Dodging, parrying, and utilising your Force powers are important tools to master, especially when your enemies are not just cannon fodder. Except for the Stormtroopers who insist on shooting their blasters at a Jedi who can deflect the bolts, other humanoid foes have a block meter, attack patterns, and often unblockable attacks.
Weakening their block meters will open them up to damaging attacks, and the occasional parry and execution is always fun to watch. Enemies tend to telegraph their attacks, and fighting with control will yield the best results. This applies to the dangerous flora and fauna as well.
Star Wars Jedi: Fallen Order’s combat is not at the same level as those of From Software titles, not as smooth or seamless, but the challenge is still there, especially on the harder difficulties.
The only gripe is that the combat can often fail to keep up with you, usually at moments where multiple enemies gang up on you. It is never fun to be continuously dodging aggressive melee enemies while getting shot at from off-screen. At least give this young Jedi a fighting chance, or the fun simply dissipates.
Defeating opponents feeds into the game’s upgrade system, with skill points being used to unlock more powerful skills and upgrades for Cal. Be it for survivability, Force powers, or lightsaber mastery, almost all the skills count for something, especially at higher difficulties.
For another analog to the Soulsborne games, meditating at specific spots allows Cal to restore his health and BD-1’s rejuvenating Stims, but at the cost of reviving all the enemies.
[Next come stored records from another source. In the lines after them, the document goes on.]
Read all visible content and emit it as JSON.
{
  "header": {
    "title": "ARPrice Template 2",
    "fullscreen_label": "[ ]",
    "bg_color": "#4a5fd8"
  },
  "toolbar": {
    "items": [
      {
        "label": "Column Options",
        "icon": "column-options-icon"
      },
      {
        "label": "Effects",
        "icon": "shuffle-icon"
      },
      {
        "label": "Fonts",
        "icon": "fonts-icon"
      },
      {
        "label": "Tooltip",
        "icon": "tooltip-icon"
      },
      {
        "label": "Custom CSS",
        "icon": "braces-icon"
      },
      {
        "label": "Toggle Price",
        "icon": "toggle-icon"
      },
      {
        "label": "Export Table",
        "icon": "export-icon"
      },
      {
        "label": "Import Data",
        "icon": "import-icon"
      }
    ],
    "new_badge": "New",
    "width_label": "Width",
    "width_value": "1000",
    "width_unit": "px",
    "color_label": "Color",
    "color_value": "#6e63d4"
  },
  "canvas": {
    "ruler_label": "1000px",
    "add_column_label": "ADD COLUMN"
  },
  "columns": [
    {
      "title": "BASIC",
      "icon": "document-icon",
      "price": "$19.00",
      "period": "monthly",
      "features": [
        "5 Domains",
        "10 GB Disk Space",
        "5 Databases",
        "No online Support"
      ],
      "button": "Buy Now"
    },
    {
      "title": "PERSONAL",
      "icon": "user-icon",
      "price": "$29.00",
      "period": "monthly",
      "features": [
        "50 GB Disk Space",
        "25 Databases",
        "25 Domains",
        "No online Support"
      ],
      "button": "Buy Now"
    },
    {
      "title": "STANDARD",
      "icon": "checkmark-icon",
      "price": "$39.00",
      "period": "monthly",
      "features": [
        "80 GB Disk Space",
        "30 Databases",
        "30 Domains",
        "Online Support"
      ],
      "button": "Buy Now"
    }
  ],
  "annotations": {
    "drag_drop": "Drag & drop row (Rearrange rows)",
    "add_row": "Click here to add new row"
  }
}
It makes for a satisfying loop of practising and gaining precious XP, but otherwise makes zero sense for a game like this to have enemies constantly respawning.
All these elements make up for a fun and engaging time, even if they are not exactly at the peak conditions of their inspirations. It definitely helps that all of it contributes to driving forward Star Wars Jedi: Fallen Order’s wonderfully constructed plot, but unfortunately, the game is not without problems.
Missing textures are a common sight, and overall the game does not convey a high quality of visual fidelity, even in cutscenes. There are moments of stuttering when moving from some areas to the next, and the regularity of enemies in a T-pose floating down steps to engage Cal has gone from hilarious to downright frustrating.
Crashes have also reared their ugly heads, the camera can sometimes be erratic, the interaction between elements in the world and Cal can be unreliable, and the lip-syncing goes awry from time to time. These problems are by no means permanent, and fixes are surely on the way, it just sucks that they are still alarmingly frequent in a Star Wars product.
That is the conundrum that surrounds Star Wars Jedi: Fallen Order ultimately. Like both the Light and Dark side, the game has plenty going for it and against it.
No other Star Wars game has taken on the mantle of putting a character front and centre in telling a story since Starkiller in the Force Unleashed games. Add to that a potent blend of action, platforming, and replayability, and Star Wars Jedi: Fallen Order has already come close to being the crown jewel. However, the lack of polish and bugs remains an impediment to its rightful place amongst the brightest stars.
GEEK REVIEW SCORE
Respawn can seemingly do no wrong, and Star Wars Jedi: Fallen Order easily becomes one of the best Star Wars game ever made.
Gameplay - 8/10
Story - 10/10
Presentation - 8/10
Value - 9/10